> _GOAL OF THE EXERCISE_
Only lines with the string "Number" should be returned from the data below.

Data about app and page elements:

Content starts

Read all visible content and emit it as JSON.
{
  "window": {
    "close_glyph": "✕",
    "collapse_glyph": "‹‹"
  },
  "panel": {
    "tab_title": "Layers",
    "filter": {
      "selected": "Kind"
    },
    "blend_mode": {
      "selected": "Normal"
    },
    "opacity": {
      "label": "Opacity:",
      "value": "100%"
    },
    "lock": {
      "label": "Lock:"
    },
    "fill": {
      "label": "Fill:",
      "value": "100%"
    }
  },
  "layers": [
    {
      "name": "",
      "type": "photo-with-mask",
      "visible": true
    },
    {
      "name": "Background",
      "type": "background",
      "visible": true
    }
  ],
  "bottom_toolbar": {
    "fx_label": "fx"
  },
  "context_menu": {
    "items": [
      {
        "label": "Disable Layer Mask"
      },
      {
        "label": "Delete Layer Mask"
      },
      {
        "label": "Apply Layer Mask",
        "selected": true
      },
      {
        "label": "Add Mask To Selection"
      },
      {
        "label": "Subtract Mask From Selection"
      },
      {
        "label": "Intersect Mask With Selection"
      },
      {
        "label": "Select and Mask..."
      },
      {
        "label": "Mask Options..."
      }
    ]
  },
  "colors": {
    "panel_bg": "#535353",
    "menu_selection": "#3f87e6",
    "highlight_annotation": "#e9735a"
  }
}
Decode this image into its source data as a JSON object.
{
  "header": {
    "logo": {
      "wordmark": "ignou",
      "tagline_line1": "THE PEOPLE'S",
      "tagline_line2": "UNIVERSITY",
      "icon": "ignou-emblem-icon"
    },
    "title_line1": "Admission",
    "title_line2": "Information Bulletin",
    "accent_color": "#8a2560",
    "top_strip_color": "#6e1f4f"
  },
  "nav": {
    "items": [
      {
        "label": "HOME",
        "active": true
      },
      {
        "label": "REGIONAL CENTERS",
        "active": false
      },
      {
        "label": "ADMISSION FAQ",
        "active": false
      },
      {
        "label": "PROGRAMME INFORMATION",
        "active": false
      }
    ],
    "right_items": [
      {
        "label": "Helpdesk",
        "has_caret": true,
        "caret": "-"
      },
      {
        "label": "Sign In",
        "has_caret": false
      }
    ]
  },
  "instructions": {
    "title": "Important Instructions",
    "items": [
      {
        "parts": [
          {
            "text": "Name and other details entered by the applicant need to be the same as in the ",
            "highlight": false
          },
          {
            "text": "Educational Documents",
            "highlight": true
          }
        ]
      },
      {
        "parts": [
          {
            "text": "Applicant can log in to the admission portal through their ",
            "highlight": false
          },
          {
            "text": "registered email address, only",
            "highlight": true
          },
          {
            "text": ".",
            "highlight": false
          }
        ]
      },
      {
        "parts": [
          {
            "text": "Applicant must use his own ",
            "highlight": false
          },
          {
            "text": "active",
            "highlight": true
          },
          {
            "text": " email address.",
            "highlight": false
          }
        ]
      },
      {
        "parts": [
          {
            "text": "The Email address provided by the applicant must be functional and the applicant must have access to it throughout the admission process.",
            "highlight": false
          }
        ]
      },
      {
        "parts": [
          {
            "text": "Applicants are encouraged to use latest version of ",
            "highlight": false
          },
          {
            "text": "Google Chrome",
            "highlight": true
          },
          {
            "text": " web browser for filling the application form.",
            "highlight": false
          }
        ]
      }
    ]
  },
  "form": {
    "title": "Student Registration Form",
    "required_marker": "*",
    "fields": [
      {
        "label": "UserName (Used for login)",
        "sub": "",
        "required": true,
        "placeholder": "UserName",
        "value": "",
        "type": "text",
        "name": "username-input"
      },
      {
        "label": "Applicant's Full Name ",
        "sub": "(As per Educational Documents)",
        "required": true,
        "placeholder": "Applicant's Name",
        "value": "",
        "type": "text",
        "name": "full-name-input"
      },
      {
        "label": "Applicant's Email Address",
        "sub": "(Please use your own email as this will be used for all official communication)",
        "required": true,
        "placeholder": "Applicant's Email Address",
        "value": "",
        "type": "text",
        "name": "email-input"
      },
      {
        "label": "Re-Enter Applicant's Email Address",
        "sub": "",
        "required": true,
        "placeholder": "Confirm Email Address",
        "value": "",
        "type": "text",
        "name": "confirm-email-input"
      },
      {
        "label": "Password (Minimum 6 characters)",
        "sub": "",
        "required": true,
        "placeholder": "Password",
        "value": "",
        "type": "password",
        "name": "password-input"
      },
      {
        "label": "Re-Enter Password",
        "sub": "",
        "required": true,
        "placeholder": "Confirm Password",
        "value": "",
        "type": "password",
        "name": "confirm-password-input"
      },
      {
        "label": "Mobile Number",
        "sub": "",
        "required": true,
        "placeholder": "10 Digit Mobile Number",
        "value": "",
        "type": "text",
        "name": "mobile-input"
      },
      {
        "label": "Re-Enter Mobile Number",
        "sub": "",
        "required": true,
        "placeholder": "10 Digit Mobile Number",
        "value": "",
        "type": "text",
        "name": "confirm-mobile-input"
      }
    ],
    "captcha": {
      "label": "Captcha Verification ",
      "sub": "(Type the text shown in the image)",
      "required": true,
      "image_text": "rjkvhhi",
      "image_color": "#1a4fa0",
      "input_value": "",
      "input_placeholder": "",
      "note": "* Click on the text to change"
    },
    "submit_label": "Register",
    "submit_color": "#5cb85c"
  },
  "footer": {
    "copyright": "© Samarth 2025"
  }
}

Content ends

> _SOLUTION_
        "label": "Mobile Number",
        "placeholder": "10 Digit Mobile Number",
        "label": "Re-Enter Mobile Number",
        "placeholder": "10 Digit Mobile Number",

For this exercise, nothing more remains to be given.